[Page and application data records]
# # #
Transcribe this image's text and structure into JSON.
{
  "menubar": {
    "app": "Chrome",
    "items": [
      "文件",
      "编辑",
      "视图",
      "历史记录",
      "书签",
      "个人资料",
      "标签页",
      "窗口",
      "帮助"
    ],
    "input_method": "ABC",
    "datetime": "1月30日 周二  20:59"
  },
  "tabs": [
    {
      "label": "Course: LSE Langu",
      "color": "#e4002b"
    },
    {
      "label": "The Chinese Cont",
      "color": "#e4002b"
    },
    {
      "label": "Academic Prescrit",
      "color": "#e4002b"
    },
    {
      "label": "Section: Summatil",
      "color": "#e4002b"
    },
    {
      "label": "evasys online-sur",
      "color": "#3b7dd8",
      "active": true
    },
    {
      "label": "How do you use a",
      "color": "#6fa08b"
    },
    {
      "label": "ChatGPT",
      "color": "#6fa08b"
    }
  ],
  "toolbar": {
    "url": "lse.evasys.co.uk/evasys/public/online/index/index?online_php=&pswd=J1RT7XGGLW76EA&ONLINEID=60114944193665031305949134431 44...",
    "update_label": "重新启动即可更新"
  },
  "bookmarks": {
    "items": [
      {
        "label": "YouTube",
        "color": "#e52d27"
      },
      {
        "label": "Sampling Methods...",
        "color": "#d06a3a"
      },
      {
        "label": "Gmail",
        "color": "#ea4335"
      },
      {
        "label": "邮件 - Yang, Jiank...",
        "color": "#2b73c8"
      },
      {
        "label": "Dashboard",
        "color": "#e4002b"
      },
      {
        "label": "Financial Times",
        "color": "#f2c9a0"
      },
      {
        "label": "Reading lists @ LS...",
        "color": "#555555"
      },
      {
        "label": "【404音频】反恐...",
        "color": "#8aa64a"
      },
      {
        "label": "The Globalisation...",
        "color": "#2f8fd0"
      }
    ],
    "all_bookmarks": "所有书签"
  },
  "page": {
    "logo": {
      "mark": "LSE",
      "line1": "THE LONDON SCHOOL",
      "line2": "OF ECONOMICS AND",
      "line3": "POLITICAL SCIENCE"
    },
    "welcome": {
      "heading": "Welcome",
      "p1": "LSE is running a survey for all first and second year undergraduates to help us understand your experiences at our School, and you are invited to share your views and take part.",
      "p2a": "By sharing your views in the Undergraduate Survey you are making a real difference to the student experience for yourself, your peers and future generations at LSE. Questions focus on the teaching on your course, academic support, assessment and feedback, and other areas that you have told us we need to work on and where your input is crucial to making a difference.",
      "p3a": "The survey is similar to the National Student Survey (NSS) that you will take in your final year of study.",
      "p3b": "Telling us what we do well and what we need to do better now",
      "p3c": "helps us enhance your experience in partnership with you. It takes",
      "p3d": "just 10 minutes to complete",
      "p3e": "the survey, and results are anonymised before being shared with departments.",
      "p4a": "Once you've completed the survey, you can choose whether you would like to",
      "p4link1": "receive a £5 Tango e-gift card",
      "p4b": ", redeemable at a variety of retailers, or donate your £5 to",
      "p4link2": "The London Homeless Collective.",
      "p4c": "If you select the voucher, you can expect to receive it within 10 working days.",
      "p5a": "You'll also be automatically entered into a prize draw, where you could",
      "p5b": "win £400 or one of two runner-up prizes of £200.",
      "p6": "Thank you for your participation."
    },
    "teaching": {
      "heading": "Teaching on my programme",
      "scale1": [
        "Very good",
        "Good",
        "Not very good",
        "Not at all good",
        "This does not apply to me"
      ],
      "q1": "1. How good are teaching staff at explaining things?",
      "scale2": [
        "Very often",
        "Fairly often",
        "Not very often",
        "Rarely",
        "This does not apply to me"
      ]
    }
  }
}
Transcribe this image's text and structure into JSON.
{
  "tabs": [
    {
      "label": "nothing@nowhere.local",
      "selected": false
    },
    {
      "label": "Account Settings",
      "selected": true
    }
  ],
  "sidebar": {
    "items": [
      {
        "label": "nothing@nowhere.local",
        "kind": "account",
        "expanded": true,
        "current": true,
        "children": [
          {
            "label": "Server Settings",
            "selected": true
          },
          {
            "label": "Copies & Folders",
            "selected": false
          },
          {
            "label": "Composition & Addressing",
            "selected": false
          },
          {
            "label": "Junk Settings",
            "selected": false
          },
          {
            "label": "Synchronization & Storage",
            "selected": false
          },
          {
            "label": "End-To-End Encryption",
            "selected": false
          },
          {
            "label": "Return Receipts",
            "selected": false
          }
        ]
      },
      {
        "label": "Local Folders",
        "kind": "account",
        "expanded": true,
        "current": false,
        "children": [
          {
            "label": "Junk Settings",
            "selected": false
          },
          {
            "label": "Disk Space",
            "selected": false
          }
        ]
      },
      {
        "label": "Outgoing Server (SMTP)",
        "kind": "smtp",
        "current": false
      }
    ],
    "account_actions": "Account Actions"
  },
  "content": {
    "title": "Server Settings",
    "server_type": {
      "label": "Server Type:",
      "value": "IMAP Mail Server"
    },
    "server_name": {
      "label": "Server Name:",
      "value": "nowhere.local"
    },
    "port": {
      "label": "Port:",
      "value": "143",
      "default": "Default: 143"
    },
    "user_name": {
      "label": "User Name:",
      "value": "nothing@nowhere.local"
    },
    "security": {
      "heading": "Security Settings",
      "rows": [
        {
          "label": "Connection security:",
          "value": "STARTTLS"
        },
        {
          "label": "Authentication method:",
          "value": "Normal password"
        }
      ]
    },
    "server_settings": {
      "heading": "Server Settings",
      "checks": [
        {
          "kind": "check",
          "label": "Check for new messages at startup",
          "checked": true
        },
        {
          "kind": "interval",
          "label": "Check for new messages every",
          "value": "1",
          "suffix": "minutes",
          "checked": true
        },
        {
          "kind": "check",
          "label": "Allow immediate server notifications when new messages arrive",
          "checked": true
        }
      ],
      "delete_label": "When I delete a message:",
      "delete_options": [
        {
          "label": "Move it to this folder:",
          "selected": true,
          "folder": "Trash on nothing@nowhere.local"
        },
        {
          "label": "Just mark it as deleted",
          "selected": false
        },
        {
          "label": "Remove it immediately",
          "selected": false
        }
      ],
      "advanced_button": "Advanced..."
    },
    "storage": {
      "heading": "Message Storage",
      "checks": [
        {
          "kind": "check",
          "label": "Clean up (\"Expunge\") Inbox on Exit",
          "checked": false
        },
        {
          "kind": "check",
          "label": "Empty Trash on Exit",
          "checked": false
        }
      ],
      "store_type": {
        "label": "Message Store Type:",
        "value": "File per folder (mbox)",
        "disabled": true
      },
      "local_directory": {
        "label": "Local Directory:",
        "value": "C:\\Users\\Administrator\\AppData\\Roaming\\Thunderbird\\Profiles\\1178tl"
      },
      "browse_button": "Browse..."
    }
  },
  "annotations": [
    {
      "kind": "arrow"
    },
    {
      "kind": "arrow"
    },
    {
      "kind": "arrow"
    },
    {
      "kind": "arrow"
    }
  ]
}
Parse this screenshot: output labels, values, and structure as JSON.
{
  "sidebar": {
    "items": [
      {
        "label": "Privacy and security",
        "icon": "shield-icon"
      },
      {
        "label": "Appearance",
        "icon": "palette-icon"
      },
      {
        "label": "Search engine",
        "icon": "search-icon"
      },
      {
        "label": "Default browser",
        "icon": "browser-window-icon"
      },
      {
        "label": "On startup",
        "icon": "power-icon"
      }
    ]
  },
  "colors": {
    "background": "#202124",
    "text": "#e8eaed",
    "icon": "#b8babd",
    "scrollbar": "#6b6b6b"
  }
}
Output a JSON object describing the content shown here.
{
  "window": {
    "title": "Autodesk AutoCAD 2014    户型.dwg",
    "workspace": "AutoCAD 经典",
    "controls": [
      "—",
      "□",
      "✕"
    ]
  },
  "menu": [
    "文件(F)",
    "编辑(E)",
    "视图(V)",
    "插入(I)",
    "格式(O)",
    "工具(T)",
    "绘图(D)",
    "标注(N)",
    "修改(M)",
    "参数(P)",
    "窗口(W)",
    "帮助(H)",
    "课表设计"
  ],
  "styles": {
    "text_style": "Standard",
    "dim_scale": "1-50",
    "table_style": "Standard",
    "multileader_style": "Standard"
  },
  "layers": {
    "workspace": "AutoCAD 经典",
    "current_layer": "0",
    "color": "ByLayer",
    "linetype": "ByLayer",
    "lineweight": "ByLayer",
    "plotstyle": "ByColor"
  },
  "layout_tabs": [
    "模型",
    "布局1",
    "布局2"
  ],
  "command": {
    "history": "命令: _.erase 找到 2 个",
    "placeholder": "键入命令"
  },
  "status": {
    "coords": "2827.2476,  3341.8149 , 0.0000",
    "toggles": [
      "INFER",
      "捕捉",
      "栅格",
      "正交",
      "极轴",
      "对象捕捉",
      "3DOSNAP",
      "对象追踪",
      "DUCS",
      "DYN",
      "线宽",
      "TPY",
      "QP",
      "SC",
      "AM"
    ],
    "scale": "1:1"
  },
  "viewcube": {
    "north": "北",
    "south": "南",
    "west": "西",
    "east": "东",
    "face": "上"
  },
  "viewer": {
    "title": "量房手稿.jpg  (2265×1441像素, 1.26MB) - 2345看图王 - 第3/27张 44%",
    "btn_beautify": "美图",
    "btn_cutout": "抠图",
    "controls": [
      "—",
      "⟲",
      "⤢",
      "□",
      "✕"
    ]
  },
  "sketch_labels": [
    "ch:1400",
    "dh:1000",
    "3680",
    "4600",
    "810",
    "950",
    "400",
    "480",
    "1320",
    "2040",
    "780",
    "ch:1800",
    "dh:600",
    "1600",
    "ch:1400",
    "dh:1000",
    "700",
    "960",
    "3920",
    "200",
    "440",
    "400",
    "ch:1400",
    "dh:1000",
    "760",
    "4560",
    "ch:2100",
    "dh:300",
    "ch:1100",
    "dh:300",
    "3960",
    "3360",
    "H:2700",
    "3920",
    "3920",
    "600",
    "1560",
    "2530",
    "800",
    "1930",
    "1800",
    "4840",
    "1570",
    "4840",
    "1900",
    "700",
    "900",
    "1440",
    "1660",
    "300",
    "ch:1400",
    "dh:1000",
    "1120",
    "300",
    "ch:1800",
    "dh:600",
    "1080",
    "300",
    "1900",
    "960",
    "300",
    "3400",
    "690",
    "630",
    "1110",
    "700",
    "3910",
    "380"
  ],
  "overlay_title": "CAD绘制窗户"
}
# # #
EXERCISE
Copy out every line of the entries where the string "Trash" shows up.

RESPONSE AREA
          "folder": "Trash on nothing@nowhere.local"
          "label": "Empty Trash on Exit",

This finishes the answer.